That day was the first day I had ever seen my mother cry. She shrieked in anguish, her entire body heaving up and down with severe agony, and her face, normally so undaunted, was now swollen in torment and defeat. She stood up then sat back down then stood up again, only to collapse in a sobbing heap on the dining room floor, moaning and whimpering indiscernible words.
I turned away from the despondent scene, looking instead towards the window. Outside, a man in a black kaftan was being beaten by the butt of a soldier’s rifle because he refused to remove his religious attire. He withered and struggled to get away, but he was old and the soldier was too much for him. Beside him, a woman lay motionless, her life having already escaped her. At least I think it was a woman. The bruises and blood made it difficult to tell.
A single tear slowly crept down my face. Where is God now? I remember thinking to myself. Why isn’t he protecting us? I cried very hard then, realising we didn’t even have God to trust anymore.
• • •
The train’s swaying movement was calming in a way. Ruth and Misha slept soundly beside me. Even Mama’s face lay smooth with the caress of a much-needed rest. A bump in the tracks had woken me, but once I realised it was only uneven ground, not an invasion of blood-thirsty soldiers, I nestled back into the folds of my blanket, waiting for my heartbeat to return to normal. I wondered if my heart would ever return to normal. How long must I wait before loud noises stopped making me freeze in terror? A long time. How long before the nightmarish visions disappeared? Longer still.
Our escape from Russia had finally passed, a slow process that had taken us two years, but our journey was far from over yet. At the moment, we were crossing the border into Poland, where we were meant to pick up our Polish passports, as Russians could no longer have passports of their own.
“One day,” Mama had said to us that morning, “we will get to Canada, and there we will be safe and free.”
It’s a funny thing about the word ‘freedom’. I never realised how important that one little word was until I didn’t have it anymore. Freedom. It has a nice ring to it, don’t you think?
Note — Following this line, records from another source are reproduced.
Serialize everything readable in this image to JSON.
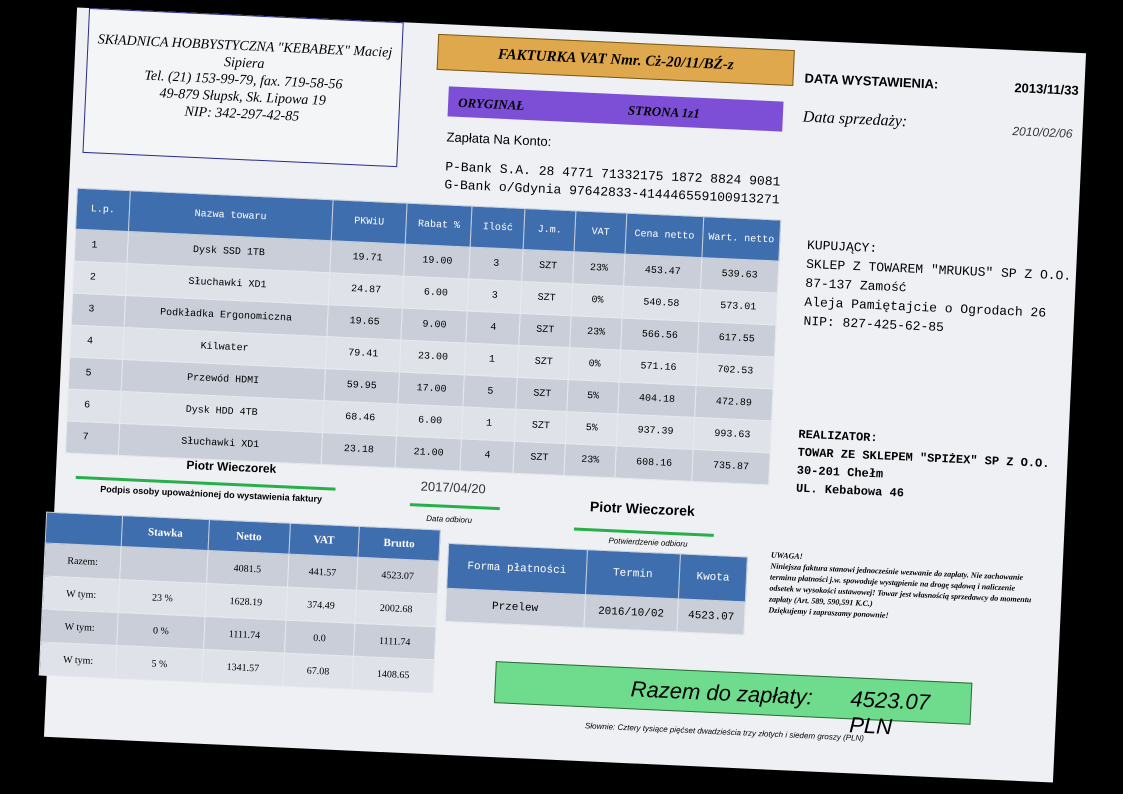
{
  "seller": {
    "line1": "SKłADNICA HOBBYSTYCZNA \"KEBABEX\" Maciej Sipiera",
    "phone": "Tel. (21) 153-99-79, fax. 719-58-56",
    "address": "49-879 Słupsk, Sk. Lipowa 19",
    "nip": "NIP: 342-297-42-85"
  },
  "title": "FAKTURKA VAT Nmr. Cż-20/11/BŹ-z",
  "original_label": "ORYGINAŁ",
  "page_label": "STRONA 1z1",
  "issue_date_label": "DATA WYSTAWIENIA:",
  "issue_date": "2013/11/33",
  "sale_date_label": "Data sprzedaży:",
  "sale_date": "2010/02/06",
  "payment_account_label": "Zapłata Na Konto:",
  "bank1": "P-Bank S.A. 28 4771 71332175 1872 8824 9081",
  "bank2": "G-Bank  o/Gdynia 97642833-414446559100913271",
  "items_headers": [
    "L.p.",
    "Nazwa towaru",
    "PKWiU",
    "Rabat %",
    "Ilość",
    "J.m.",
    "VAT",
    "Cena netto",
    "Wart. netto"
  ],
  "items": [
    [
      "1",
      "Dysk SSD 1TB",
      "19.71",
      "19.00",
      "3",
      "SZT",
      "23%",
      "453.47",
      "539.63"
    ],
    [
      "2",
      "Słuchawki XD1",
      "24.87",
      "6.00",
      "3",
      "SZT",
      "0%",
      "540.58",
      "573.01"
    ],
    [
      "3",
      "Podkładka Ergonomiczna",
      "19.65",
      "9.00",
      "4",
      "SZT",
      "23%",
      "566.56",
      "617.55"
    ],
    [
      "4",
      "Kilwater",
      "79.41",
      "23.00",
      "1",
      "SZT",
      "0%",
      "571.16",
      "702.53"
    ],
    [
      "5",
      "Przewód HDMI",
      "59.95",
      "17.00",
      "5",
      "SZT",
      "5%",
      "404.18",
      "472.89"
    ],
    [
      "6",
      "Dysk HDD 4TB",
      "68.46",
      "6.00",
      "1",
      "SZT",
      "5%",
      "937.39",
      "993.63"
    ],
    [
      "7",
      "Słuchawki XD1",
      "23.18",
      "21.00",
      "4",
      "SZT",
      "23%",
      "608.16",
      "735.87"
    ]
  ],
  "buyer": {
    "label": "KUPUJĄCY:",
    "name": "SKLEP Z TOWAREM \"MRUKUS\" SP Z O.O.",
    "city": "87-137 Zamość",
    "street": "Aleja Pamiętajcie o Ogrodach 26",
    "nip": "NIP: 827-425-62-85"
  },
  "realizer": {
    "label": "REALIZATOR:",
    "name": "TOWAR ZE SKLEPEM \"SPIŻEX\" SP Z O.O.",
    "city": "30-201 Chełm",
    "street": "UL. Kebabowa 46"
  },
  "signer_name": "Piotr Wieczorek",
  "signer_caption": "Podpis osoby upoważnionej do wystawienia faktury",
  "receipt_date": "2017/04/20",
  "receipt_date_caption": "Data odbioru",
  "receiver_name": "Piotr Wieczorek",
  "receiver_caption": "Potwierdzenie odbioru",
  "summary_headers": [
    "",
    "Stawka",
    "Netto",
    "VAT",
    "Brutto"
  ],
  "summary_rows": [
    [
      "Razem:",
      "",
      "4081.5",
      "441.57",
      "4523.07"
    ],
    [
      "W tym:",
      "23 %",
      "1628.19",
      "374.49",
      "2002.68"
    ],
    [
      "W tym:",
      "0 %",
      "1111.74",
      "0.0",
      "1111.74"
    ],
    [
      "W tym:",
      "5 %",
      "1341.57",
      "67.08",
      "1408.65"
    ]
  ],
  "payment_headers": [
    "Forma płatności",
    "Termin",
    "Kwota"
  ],
  "payment_row": [
    "Przelew",
    "2016/10/02",
    "4523.07"
  ],
  "notice_title": "UWAGA!",
  "notice_body": "Niniejsza faktura stanowi jednocześnie wezwanie do zapłaty. Nie zachowanie terminu płatności j.w. spowoduje wystąpienie na drogę sądową i naliczenie odsetek w wysokości ustawowej! Towar jest własnością sprzedawcy do momentu zapłaty (Art. 589, 590,591 K.C.)",
  "notice_thanks": "Dziękujemy i zapraszamy ponownie!",
  "total_label": "Razem do zapłaty:",
  "total_value": "4523.07 PLN",
  "words": "Słownie: Cztery tysiące pięćset dwadzieścia trzy złotych i siedem groszy (PLN)"
}
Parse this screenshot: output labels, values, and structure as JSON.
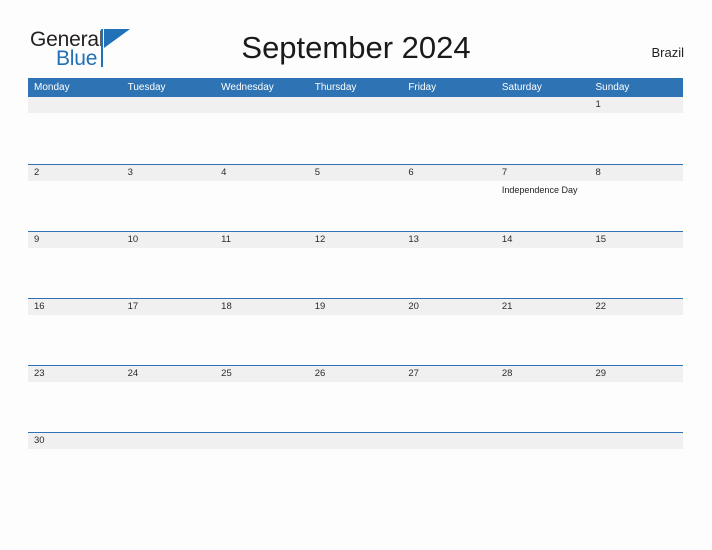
{
  "logo": {
    "word_top": "General",
    "word_bottom": "Blue",
    "flag_icon": "blue-triangle-flag",
    "brand_color": "#2071b8"
  },
  "header": {
    "title": "September 2024",
    "country": "Brazil"
  },
  "colors": {
    "header_blue": "#2e73b4",
    "row_divider_blue": "#2e73b4",
    "day_band_gray": "#f0f0f0",
    "page_background": "#fdfdfd",
    "text_dark": "#231f20"
  },
  "calendar": {
    "weekday_headers": [
      "Monday",
      "Tuesday",
      "Wednesday",
      "Thursday",
      "Friday",
      "Saturday",
      "Sunday"
    ],
    "weeks": [
      {
        "days": [
          {
            "num": "",
            "events": []
          },
          {
            "num": "",
            "events": []
          },
          {
            "num": "",
            "events": []
          },
          {
            "num": "",
            "events": []
          },
          {
            "num": "",
            "events": []
          },
          {
            "num": "",
            "events": []
          },
          {
            "num": "1",
            "events": []
          }
        ]
      },
      {
        "days": [
          {
            "num": "2",
            "events": []
          },
          {
            "num": "3",
            "events": []
          },
          {
            "num": "4",
            "events": []
          },
          {
            "num": "5",
            "events": []
          },
          {
            "num": "6",
            "events": []
          },
          {
            "num": "7",
            "events": [
              "Independence Day"
            ]
          },
          {
            "num": "8",
            "events": []
          }
        ]
      },
      {
        "days": [
          {
            "num": "9",
            "events": []
          },
          {
            "num": "10",
            "events": []
          },
          {
            "num": "11",
            "events": []
          },
          {
            "num": "12",
            "events": []
          },
          {
            "num": "13",
            "events": []
          },
          {
            "num": "14",
            "events": []
          },
          {
            "num": "15",
            "events": []
          }
        ]
      },
      {
        "days": [
          {
            "num": "16",
            "events": []
          },
          {
            "num": "17",
            "events": []
          },
          {
            "num": "18",
            "events": []
          },
          {
            "num": "19",
            "events": []
          },
          {
            "num": "20",
            "events": []
          },
          {
            "num": "21",
            "events": []
          },
          {
            "num": "22",
            "events": []
          }
        ]
      },
      {
        "days": [
          {
            "num": "23",
            "events": []
          },
          {
            "num": "24",
            "events": []
          },
          {
            "num": "25",
            "events": []
          },
          {
            "num": "26",
            "events": []
          },
          {
            "num": "27",
            "events": []
          },
          {
            "num": "28",
            "events": []
          },
          {
            "num": "29",
            "events": []
          }
        ]
      },
      {
        "days": [
          {
            "num": "30",
            "events": []
          },
          {
            "num": "",
            "events": []
          },
          {
            "num": "",
            "events": []
          },
          {
            "num": "",
            "events": []
          },
          {
            "num": "",
            "events": []
          },
          {
            "num": "",
            "events": []
          },
          {
            "num": "",
            "events": []
          }
        ]
      }
    ]
  }
}
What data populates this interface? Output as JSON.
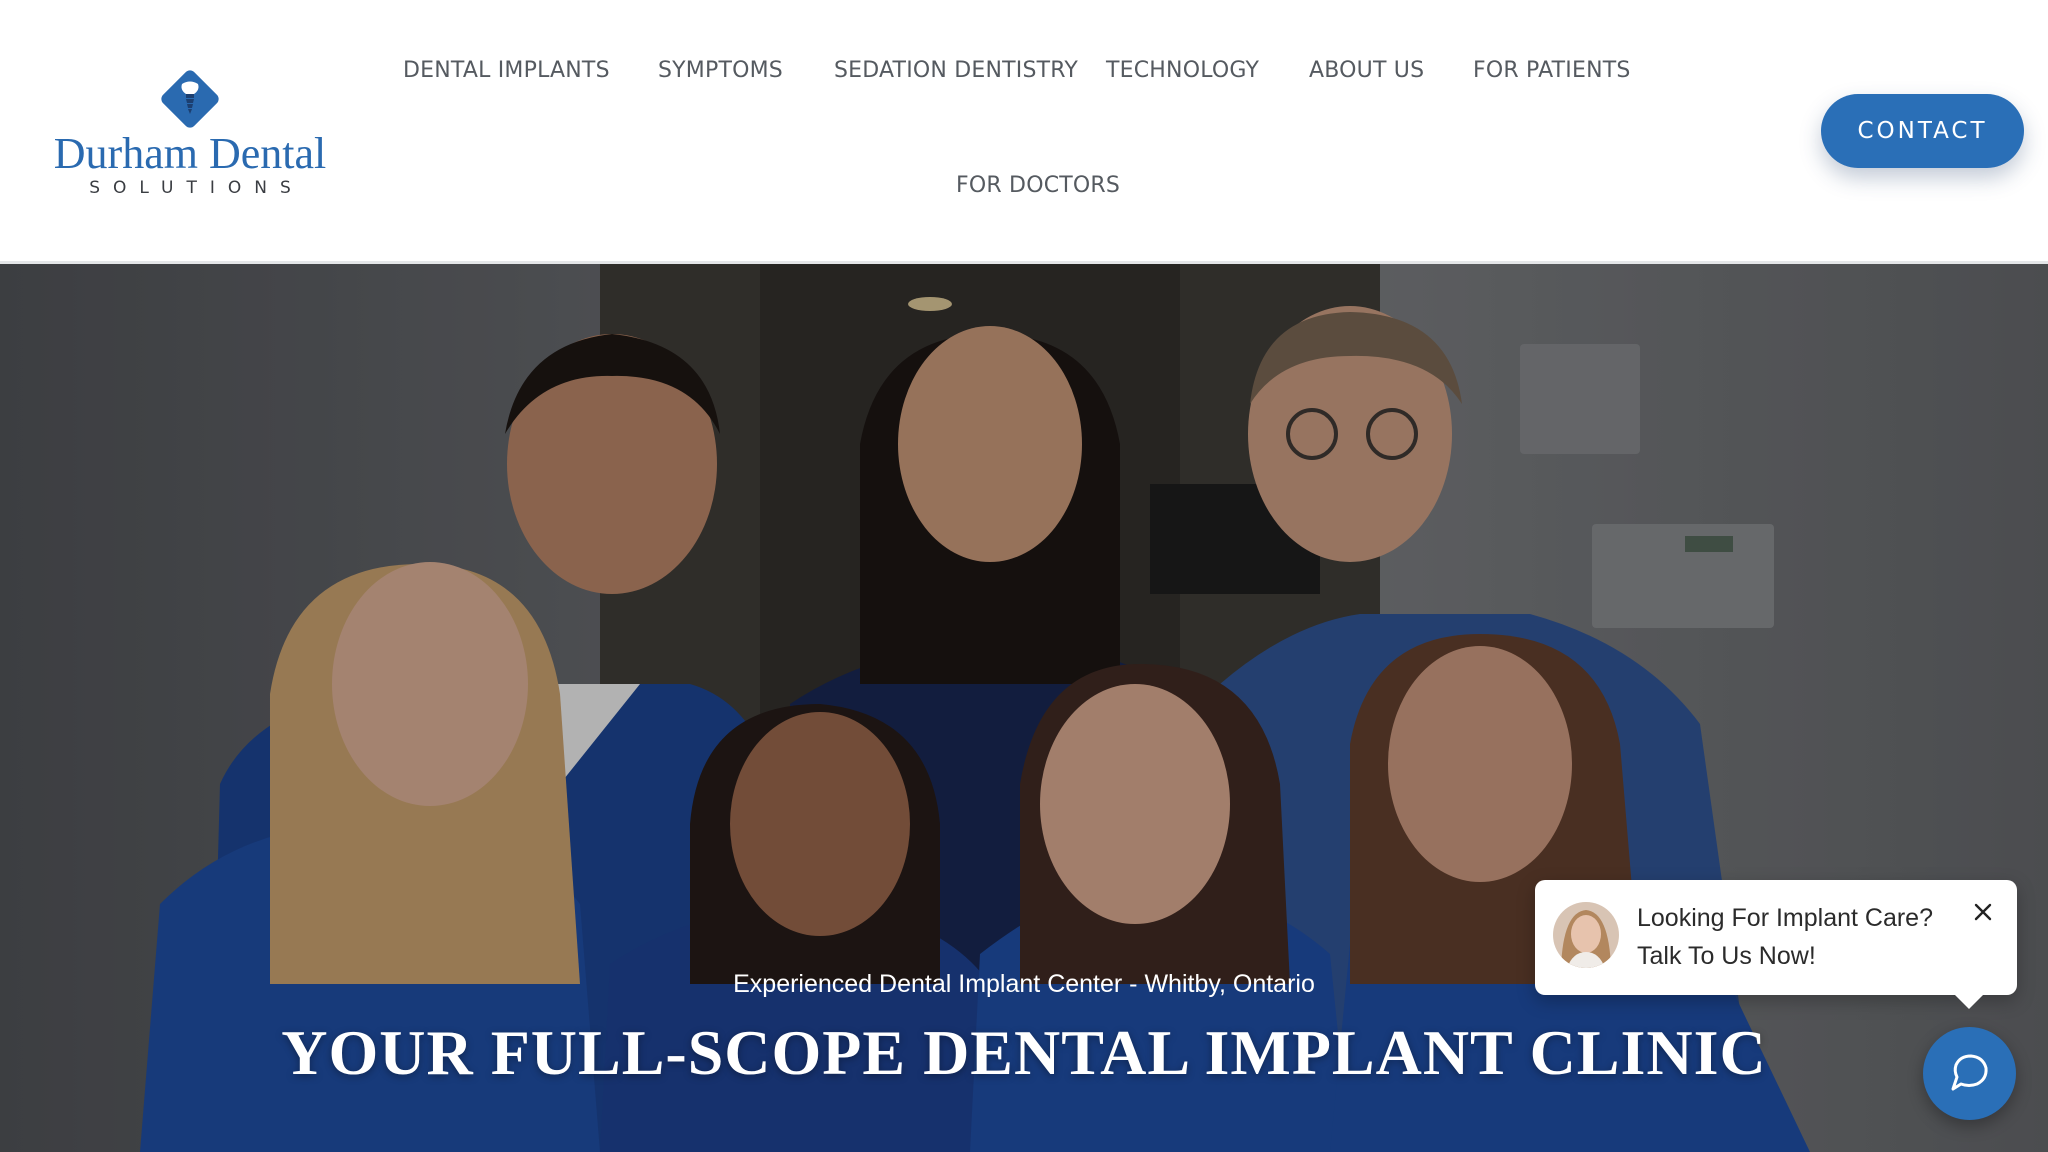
{
  "brand": {
    "name": "Durham Dental",
    "tagline": "SOLUTIONS",
    "accent_color": "#2a6fb7"
  },
  "nav": {
    "items": [
      {
        "label": "DENTAL IMPLANTS"
      },
      {
        "label": "SYMPTOMS"
      },
      {
        "label": "SEDATION DENTISTRY"
      },
      {
        "label": "TECHNOLOGY"
      },
      {
        "label": "ABOUT US"
      },
      {
        "label": "FOR PATIENTS"
      },
      {
        "label": "FOR DOCTORS"
      }
    ],
    "contact_label": "CONTACT"
  },
  "hero": {
    "subtitle": "Experienced Dental Implant Center - Whitby, Ontario",
    "title": "YOUR FULL-SCOPE DENTAL IMPLANT CLINIC"
  },
  "chat": {
    "line1": "Looking For Implant Care?",
    "line2": "Talk To Us Now!",
    "close_icon": "close-icon",
    "launcher_icon": "chat-icon"
  }
}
I found it odd that I needed to go to another country, and one that was on the other side of an ocean at that, to regain the one word I thought I would always have.
Freedom. Yes, it would be nice to have that back.